Twice I have been able to be all, “Yes, she said, yes, I will, yes” to the Dress.
While I was in the middle of writing a long meditation on the moral obligations of the rich, I received the following email…
My sister is in town, staying at an Airbnb in the neighborhood. Or the neighborhood-ish. The intolerable and overpriced part of the neighborhood, that is. PEAK WILLIAMSBURG.
I come to you today happy to report that I just got next time’d! Which is when you forget your wallet or don’t have enough money and a store or cafe employee tells you to pay them “next time.” I consider this a truly great honor and/or a sign that they do a shoddy job of keeping track of inventory. Do I have a very honest face — I was trying to buy a bottle of HONEST Tea, after all — or do they just not care about losing $2.00? The world may never know.
There are gradations of triumph in the “next time” and this one was particularly triumphant. Factors include how loyally you patronize the establishment in question, whether it’s the total amount or just a partial I.O.U., the degree of rapport you have with the cashier, their seniority at said establishment, how badly you want the item in question and how far away from your apartment / an ATM / your next paycheck you happen to be.
Today’s Next Time Eval:
How Loyal of a Customer Am I: Not very!
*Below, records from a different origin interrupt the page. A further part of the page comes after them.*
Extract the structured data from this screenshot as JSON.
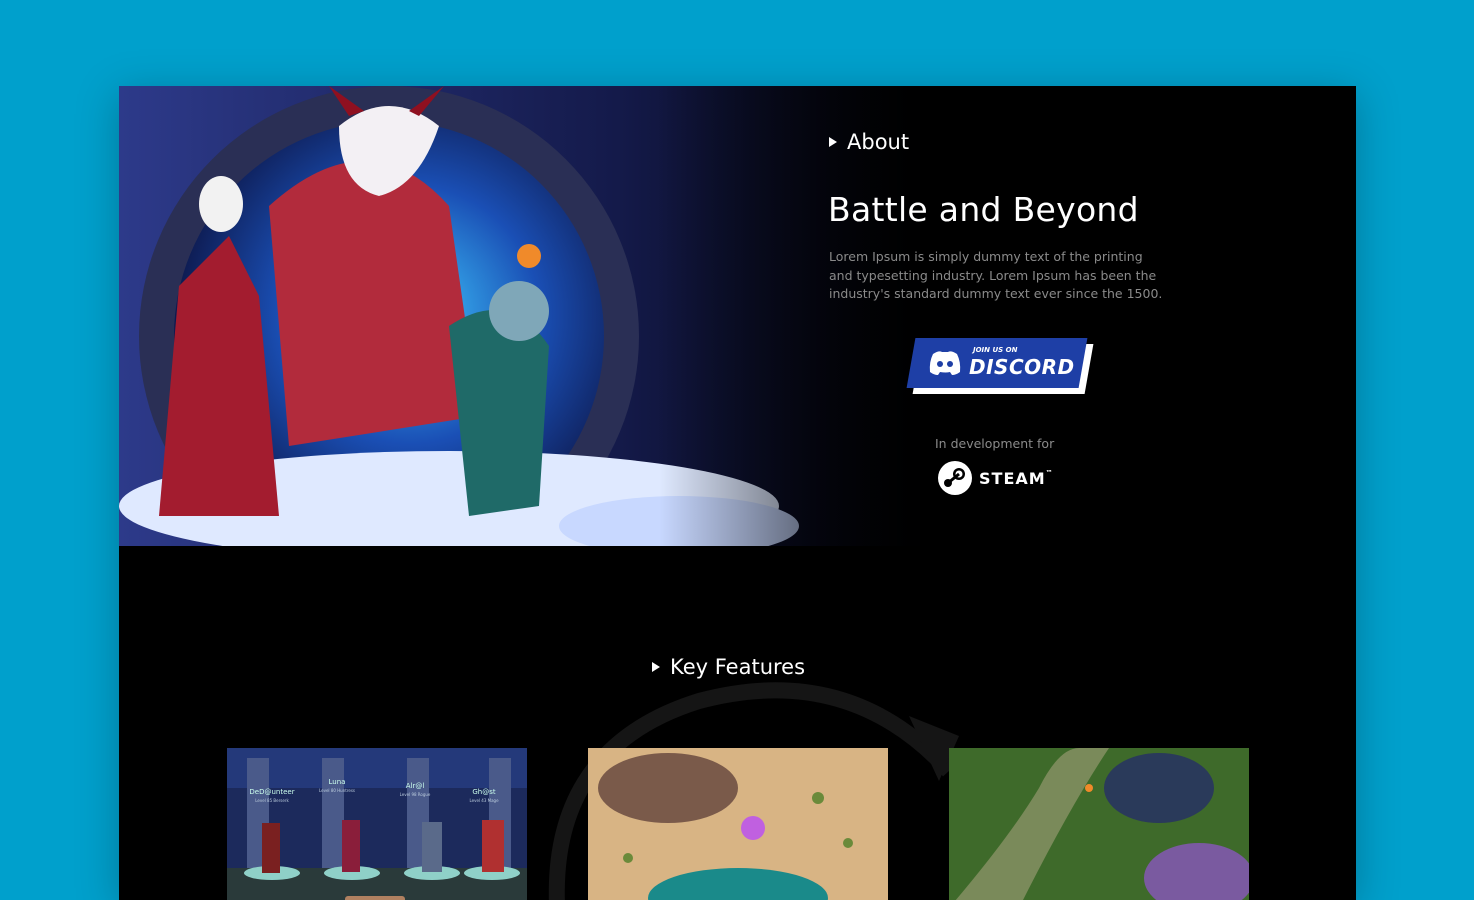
{
  "about": {
    "section_label": "About",
    "title": "Battle and Beyond",
    "description": "Lorem Ipsum is simply dummy text of the printing and typesetting industry. Lorem Ipsum has been the industry's standard dummy text ever since the 1500.",
    "discord": {
      "small_text": "JOIN US ON",
      "big_text": "DISCORD"
    },
    "in_development_label": "In development for",
    "platform": "STEAM",
    "platform_mark": "™"
  },
  "features": {
    "section_label": "Key Features",
    "screenshots": [
      {
        "name": "character-select",
        "characters": [
          {
            "name": "DeD@unteer",
            "level": "Level 85 Berserk"
          },
          {
            "name": "Luna",
            "level": "Level 80 Huntress"
          },
          {
            "name": "Alr@l",
            "level": "Level 98 Rogue"
          },
          {
            "name": "Gh@st",
            "level": "Level 43 Mage"
          }
        ]
      },
      {
        "name": "desert-battle"
      },
      {
        "name": "forest-battle"
      }
    ]
  },
  "colors": {
    "page_background": "#00a0cc",
    "frame_background": "#000000",
    "discord_blue": "#1e3fa6",
    "muted_text": "#8a8a8a"
  },
  "icons": [
    "play-triangle-icon",
    "discord-logo-icon",
    "steam-logo-icon"
  ]
}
I go in there maybe once every week to two weeks. So in this case, “next time” could be quite awhile from now. Bold move, bodega clerk.
In the restaurant industry, “I’m so broke,” was a constant server/bartender lament. Frequently, I good-naturedly nodded my head in agreement. “I know,” I said, pretending to be worried about making rent or having enough money to fly home for the holidays. “Me too.”
Amazon wants you to win you back. In addition to a new Prime Music Streaming service and a deafening whisper campaign about the super secret mystery Kindle smartphone it might have up its sleeve, it is also launching Smile, a program that allows you to choose a charity the store will support. Thanks, guys! But wouldn’t it be easier to treat authors, publishers, and maybe even employees a little better?
Starbucks, another massive corporation that has gotten flak for taking over the world and putting the little guy out of business, is trying to drum up some goodwill of its own in a very unusual, but more direct, way: subsidizing undergraduate education.
Starbucks will provide a free online college education to thousands of its workers, without requiring that they remain with the company, through an unusual arrangement with Arizona State University, the company and the university will announce on Monday. The program is open to any of the company’s 135,000 United States employees, provided they work at least 20 hours a week and have the grades and test scores to gain admission to Arizona State. For a barista with at least two years of college credit, the company will pay full tuition; for those with fewer credits it will pay part of the cost, but even for many of them, courses will be free, with government and university aid. …
Many employers offer tuition reimbursement. But those programs usually come with limitations like the full cost not being paid, new employees being excluded, requiring that workers stay for years afterward, or limiting reimbursement to work-related courses. Starbucks is, in effect, inviting its workers, from the day they join the company, to study whatever they like, and then leave whenever they like — knowing that many of them, degrees in hand, will leave for better-paying jobs.
Investing in your employees as a business strategy happens to be good PR. Win-win-win. Is Bezos taking notes?